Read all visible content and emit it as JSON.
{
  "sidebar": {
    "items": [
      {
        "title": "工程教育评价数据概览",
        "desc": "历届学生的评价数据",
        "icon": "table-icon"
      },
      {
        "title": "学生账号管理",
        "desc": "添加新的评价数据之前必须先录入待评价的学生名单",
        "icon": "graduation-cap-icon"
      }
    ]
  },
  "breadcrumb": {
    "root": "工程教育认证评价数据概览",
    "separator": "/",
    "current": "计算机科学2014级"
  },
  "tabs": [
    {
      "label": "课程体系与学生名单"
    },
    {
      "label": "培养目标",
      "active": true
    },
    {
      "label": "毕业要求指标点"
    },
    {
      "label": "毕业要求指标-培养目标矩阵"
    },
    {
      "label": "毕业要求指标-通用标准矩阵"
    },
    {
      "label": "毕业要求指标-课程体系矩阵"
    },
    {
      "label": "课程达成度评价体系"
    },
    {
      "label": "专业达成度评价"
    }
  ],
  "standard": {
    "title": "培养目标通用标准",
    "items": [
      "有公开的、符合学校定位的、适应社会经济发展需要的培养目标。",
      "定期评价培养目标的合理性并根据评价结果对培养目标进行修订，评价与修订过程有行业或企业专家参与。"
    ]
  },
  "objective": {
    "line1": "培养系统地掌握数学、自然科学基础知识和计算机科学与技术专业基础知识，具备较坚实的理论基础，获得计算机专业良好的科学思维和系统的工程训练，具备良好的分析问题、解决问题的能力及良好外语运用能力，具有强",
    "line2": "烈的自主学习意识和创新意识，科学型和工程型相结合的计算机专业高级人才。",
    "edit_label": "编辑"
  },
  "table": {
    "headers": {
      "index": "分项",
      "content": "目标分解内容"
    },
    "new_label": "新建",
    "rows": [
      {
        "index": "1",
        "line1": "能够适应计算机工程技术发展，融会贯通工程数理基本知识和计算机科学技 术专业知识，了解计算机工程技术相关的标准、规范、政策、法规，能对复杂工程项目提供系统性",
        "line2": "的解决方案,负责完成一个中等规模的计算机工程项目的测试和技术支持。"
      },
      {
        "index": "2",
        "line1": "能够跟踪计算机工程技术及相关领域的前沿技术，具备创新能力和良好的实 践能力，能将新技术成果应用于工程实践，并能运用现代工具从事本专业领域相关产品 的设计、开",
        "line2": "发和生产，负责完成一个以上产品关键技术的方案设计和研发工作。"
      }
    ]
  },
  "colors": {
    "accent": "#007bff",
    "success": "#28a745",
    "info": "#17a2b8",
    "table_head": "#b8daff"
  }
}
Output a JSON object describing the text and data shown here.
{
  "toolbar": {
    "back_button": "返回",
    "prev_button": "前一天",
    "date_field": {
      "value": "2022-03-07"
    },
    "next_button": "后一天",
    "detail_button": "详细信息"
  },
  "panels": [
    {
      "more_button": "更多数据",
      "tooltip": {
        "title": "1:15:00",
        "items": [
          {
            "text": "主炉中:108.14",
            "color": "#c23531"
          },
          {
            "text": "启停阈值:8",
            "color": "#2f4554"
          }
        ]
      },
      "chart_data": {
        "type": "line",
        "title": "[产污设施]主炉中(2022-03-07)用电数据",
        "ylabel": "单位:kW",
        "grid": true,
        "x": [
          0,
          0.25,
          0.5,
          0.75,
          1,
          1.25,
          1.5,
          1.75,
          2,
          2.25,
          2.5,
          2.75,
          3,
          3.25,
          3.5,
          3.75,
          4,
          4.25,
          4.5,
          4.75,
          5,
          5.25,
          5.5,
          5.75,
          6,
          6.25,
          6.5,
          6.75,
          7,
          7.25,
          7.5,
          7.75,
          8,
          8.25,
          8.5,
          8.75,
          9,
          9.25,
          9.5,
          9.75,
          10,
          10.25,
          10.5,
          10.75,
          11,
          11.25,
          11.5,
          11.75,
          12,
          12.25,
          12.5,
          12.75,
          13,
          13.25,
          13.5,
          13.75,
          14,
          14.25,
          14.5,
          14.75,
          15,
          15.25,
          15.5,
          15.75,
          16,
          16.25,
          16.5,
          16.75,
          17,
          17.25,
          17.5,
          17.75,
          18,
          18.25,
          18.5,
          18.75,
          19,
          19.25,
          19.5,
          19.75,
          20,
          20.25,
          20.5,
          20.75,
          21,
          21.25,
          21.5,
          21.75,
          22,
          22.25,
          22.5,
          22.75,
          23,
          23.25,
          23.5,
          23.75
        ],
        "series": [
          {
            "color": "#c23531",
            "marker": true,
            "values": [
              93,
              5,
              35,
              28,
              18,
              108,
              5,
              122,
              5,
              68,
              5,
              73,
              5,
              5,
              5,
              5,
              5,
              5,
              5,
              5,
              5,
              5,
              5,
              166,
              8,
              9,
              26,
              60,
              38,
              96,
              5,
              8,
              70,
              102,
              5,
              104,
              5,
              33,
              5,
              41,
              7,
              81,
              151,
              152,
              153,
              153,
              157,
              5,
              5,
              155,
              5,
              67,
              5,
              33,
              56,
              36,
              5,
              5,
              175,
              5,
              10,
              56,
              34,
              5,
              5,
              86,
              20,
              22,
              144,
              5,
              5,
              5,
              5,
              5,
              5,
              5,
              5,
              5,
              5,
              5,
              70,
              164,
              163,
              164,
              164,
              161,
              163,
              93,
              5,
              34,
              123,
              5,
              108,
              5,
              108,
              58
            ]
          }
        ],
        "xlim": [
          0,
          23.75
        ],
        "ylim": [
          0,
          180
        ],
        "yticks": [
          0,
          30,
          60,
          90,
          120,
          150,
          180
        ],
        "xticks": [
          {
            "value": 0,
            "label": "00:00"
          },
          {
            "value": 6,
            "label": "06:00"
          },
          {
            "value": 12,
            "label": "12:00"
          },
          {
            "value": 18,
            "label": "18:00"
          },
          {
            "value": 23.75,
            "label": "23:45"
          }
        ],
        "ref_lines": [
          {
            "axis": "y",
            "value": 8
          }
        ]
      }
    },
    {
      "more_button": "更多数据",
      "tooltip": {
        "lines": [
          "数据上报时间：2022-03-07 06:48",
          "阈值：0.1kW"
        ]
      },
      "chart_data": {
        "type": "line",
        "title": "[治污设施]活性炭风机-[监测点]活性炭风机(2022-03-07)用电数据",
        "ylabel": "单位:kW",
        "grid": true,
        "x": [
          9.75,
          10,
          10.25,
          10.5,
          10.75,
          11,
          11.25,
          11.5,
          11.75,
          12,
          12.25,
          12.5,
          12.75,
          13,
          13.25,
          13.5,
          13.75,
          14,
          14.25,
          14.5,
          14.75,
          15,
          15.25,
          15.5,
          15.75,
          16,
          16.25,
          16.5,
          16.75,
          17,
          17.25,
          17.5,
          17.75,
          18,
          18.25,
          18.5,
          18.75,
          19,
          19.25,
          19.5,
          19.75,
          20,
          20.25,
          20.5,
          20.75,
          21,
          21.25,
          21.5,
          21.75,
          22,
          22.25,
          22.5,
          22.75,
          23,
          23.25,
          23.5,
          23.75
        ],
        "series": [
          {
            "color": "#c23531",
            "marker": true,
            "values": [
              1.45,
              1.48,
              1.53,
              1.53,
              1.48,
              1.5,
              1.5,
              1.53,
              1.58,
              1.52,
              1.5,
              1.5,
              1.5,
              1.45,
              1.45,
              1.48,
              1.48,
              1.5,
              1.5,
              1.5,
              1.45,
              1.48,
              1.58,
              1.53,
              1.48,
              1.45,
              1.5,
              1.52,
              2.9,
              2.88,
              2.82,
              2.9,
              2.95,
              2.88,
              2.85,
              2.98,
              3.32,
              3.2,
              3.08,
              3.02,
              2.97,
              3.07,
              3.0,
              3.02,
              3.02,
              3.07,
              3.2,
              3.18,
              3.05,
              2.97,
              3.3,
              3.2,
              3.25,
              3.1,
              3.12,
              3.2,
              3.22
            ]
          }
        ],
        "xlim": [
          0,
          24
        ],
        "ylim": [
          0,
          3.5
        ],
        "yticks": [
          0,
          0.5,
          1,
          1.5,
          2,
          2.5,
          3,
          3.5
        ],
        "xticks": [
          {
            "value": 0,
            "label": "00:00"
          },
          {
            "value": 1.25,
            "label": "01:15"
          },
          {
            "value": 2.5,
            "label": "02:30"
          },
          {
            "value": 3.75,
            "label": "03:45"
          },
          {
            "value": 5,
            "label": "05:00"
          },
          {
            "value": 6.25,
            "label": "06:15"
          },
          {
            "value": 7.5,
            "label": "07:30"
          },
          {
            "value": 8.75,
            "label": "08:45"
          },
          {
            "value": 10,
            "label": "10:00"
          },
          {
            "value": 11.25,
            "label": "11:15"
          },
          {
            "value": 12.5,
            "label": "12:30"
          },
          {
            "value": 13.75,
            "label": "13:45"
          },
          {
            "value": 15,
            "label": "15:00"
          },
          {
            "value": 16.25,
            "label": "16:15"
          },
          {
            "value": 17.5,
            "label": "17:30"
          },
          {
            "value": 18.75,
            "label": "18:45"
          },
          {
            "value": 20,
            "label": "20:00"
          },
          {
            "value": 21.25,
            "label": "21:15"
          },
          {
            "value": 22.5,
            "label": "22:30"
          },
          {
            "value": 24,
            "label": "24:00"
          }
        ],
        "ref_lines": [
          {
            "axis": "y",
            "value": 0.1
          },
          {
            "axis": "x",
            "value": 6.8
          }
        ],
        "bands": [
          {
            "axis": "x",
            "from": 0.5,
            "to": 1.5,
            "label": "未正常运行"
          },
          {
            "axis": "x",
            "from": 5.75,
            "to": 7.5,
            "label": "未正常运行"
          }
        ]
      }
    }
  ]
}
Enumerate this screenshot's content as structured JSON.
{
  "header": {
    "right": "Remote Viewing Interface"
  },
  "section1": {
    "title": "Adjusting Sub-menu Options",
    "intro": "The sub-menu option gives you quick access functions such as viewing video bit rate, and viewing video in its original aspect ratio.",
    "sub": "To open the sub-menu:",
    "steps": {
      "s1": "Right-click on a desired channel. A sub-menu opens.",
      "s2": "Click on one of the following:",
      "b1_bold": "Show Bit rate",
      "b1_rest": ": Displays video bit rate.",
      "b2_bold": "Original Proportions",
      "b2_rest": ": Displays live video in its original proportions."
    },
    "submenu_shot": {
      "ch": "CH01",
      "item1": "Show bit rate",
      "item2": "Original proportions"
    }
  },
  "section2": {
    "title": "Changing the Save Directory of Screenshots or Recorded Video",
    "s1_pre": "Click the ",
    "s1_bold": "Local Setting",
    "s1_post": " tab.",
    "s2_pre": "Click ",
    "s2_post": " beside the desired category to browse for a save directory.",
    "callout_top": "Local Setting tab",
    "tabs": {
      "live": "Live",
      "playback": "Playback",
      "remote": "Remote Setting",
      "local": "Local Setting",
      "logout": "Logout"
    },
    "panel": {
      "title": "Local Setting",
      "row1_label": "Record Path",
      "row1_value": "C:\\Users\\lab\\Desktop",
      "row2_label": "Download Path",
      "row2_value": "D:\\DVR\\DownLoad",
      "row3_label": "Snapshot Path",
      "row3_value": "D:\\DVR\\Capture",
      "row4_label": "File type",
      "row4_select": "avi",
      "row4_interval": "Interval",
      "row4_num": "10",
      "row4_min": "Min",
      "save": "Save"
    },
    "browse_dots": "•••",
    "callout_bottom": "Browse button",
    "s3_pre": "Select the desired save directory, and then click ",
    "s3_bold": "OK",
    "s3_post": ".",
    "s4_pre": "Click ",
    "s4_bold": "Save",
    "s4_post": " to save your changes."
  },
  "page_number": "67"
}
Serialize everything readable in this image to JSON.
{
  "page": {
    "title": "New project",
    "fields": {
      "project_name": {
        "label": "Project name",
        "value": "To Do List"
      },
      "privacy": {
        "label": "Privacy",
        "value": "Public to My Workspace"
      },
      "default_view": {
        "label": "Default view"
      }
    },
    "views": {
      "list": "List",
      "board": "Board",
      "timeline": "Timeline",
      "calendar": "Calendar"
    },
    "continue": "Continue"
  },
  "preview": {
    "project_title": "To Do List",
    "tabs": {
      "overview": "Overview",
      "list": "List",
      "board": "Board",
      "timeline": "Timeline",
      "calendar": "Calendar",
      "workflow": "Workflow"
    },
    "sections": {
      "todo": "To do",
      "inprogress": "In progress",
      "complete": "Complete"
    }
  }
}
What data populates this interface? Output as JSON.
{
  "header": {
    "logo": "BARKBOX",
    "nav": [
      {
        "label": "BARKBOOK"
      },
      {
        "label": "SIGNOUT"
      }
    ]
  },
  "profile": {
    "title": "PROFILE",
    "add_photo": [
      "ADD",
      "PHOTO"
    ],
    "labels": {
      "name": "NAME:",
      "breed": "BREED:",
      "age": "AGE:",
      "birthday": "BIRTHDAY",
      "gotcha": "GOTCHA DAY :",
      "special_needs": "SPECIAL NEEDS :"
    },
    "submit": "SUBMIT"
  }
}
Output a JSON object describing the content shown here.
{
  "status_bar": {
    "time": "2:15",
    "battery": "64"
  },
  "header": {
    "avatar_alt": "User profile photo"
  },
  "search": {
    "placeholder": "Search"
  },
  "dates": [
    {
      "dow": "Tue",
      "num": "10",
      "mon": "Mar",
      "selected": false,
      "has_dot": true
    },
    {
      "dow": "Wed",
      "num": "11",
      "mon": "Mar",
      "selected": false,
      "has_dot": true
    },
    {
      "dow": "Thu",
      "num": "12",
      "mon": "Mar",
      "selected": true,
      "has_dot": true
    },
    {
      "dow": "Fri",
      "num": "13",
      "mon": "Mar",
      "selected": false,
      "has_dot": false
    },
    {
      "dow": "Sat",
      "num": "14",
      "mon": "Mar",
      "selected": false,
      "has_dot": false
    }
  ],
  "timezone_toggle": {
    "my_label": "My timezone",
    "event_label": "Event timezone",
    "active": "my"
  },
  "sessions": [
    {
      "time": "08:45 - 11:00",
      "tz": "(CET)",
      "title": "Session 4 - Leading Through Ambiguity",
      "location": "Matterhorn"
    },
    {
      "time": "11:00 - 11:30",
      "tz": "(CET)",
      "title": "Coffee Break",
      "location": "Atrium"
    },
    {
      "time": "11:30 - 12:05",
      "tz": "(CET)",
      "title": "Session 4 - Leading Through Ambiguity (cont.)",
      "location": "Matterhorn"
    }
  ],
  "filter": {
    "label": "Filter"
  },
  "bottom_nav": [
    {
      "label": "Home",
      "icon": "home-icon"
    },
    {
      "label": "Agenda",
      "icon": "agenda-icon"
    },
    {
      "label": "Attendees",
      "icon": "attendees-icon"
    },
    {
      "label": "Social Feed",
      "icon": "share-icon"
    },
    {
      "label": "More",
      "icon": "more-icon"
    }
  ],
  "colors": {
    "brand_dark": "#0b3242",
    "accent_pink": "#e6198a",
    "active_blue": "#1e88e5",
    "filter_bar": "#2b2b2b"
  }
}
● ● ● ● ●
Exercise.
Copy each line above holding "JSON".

Written answer.
Read all visible content and emit it as JSON.
Output a JSON object describing the text and data shown here.
Enumerate this screenshot's content as structured JSON.
Serialize everything readable in this image to JSON.
What data populates this interface? Output as JSON.
Output a JSON object describing the content shown here.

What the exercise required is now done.